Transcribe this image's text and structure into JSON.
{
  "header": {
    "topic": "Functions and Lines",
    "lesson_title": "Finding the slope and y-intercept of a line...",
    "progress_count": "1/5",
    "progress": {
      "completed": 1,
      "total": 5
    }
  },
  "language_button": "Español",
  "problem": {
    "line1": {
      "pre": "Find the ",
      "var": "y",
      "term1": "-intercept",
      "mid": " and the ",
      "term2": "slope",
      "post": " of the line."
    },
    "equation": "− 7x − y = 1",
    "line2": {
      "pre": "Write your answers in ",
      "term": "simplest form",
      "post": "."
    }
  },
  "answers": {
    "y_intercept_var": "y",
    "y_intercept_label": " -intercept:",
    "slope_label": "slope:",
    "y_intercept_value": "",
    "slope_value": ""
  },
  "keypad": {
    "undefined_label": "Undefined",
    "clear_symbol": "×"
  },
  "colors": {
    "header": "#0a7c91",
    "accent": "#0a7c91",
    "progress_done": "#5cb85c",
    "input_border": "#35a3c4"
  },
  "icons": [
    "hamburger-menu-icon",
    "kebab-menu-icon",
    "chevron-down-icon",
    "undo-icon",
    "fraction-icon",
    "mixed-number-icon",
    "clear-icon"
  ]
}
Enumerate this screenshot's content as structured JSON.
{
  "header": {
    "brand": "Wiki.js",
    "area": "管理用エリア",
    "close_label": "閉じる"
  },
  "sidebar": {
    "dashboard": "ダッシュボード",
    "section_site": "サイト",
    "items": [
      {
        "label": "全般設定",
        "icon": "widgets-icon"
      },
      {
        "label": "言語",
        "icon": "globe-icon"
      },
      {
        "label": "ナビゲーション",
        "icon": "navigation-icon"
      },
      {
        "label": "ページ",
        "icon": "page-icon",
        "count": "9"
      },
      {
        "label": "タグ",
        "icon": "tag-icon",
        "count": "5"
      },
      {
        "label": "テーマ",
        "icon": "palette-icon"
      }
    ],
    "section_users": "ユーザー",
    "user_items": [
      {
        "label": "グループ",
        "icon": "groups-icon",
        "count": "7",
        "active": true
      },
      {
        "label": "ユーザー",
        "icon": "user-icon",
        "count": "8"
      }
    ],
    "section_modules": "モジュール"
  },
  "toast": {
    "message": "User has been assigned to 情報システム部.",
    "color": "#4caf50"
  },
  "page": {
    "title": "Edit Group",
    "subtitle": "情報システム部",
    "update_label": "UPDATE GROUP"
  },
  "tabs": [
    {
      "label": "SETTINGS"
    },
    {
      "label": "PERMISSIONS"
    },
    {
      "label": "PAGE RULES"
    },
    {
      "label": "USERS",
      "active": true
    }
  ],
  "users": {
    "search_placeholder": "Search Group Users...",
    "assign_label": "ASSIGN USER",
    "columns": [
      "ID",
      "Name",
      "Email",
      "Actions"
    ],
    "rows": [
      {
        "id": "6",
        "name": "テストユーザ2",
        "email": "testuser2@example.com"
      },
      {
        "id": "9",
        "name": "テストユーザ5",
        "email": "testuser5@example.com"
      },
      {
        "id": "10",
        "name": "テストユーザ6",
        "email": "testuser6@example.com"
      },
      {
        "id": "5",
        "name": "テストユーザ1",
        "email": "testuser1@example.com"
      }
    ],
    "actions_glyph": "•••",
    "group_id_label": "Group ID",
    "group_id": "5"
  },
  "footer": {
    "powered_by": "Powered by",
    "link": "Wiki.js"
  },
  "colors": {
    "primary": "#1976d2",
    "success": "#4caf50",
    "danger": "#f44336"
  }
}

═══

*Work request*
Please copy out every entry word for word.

*Task output*
Transcribe this image's text and structure into JSON.
{
  "header": {
    "topic": "Functions and Lines",
    "lesson_title": "Finding the slope and y-intercept of a line...",
    "progress_count": "1/5",
    "progress": {
      "completed": 1,
      "total": 5
    }
  },
  "language_button": "Español",
  "problem": {
    "line1": {
      "pre": "Find the ",
      "var": "y",
      "term1": "-intercept",
      "mid": " and the ",
      "term2": "slope",
      "post": " of the line."
    },
    "equation": "− 7x − y = 1",
    "line2": {
      "pre": "Write your answers in ",
      "term": "simplest form",
      "post": "."
    }
  },
  "answers": {
    "y_intercept_var": "y",
    "y_intercept_label": " -intercept:",
    "slope_label": "slope:",
    "y_intercept_value": "",
    "slope_value": ""
  },
  "keypad": {
    "undefined_label": "Undefined",
    "clear_symbol": "×"
  },
  "colors": {
    "header": "#0a7c91",
    "accent": "#0a7c91",
    "progress_done": "#5cb85c",
    "input_border": "#35a3c4"
  },
  "icons": [
    "hamburger-menu-icon",
    "kebab-menu-icon",
    "chevron-down-icon",
    "undo-icon",
    "fraction-icon",
    "mixed-number-icon",
    "clear-icon"
  ]
}
Enumerate this screenshot's content as structured JSON.
{
  "header": {
    "brand": "Wiki.js",
    "area": "管理用エリア",
    "close_label": "閉じる"
  },
  "sidebar": {
    "dashboard": "ダッシュボード",
    "section_site": "サイト",
    "items": [
      {
        "label": "全般設定",
        "icon": "widgets-icon"
      },
      {
        "label": "言語",
        "icon": "globe-icon"
      },
      {
        "label": "ナビゲーション",
        "icon": "navigation-icon"
      },
      {
        "label": "ページ",
        "icon": "page-icon",
        "count": "9"
      },
      {
        "label": "タグ",
        "icon": "tag-icon",
        "count": "5"
      },
      {
        "label": "テーマ",
        "icon": "palette-icon"
      }
    ],
    "section_users": "ユーザー",
    "user_items": [
      {
        "label": "グループ",
        "icon": "groups-icon",
        "count": "7",
        "active": true
      },
      {
        "label": "ユーザー",
        "icon": "user-icon",
        "count": "8"
      }
    ],
    "section_modules": "モジュール"
  },
  "toast": {
    "message": "User has been assigned to 情報システム部.",
    "color": "#4caf50"
  },
  "page": {
    "title": "Edit Group",
    "subtitle": "情報システム部",
    "update_label": "UPDATE GROUP"
  },
  "tabs": [
    {
      "label": "SETTINGS"
    },
    {
      "label": "PERMISSIONS"
    },
    {
      "label": "PAGE RULES"
    },
    {
      "label": "USERS",
      "active": true
    }
  ],
  "users": {
    "search_placeholder": "Search Group Users...",
    "assign_label": "ASSIGN USER",
    "columns": [
      "ID",
      "Name",
      "Email",
      "Actions"
    ],
    "rows": [
      {
        "id": "6",
        "name": "テストユーザ2",
        "email": "testuser2@example.com"
      },
      {
        "id": "9",
        "name": "テストユーザ5",
        "email": "testuser5@example.com"
      },
      {
        "id": "10",
        "name": "テストユーザ6",
        "email": "testuser6@example.com"
      },
      {
        "id": "5",
        "name": "テストユーザ1",
        "email": "testuser1@example.com"
      }
    ],
    "actions_glyph": "•••",
    "group_id_label": "Group ID",
    "group_id": "5"
  },
  "footer": {
    "powered_by": "Powered by",
    "link": "Wiki.js"
  },
  "colors": {
    "primary": "#1976d2",
    "success": "#4caf50",
    "danger": "#f44336"
  }
}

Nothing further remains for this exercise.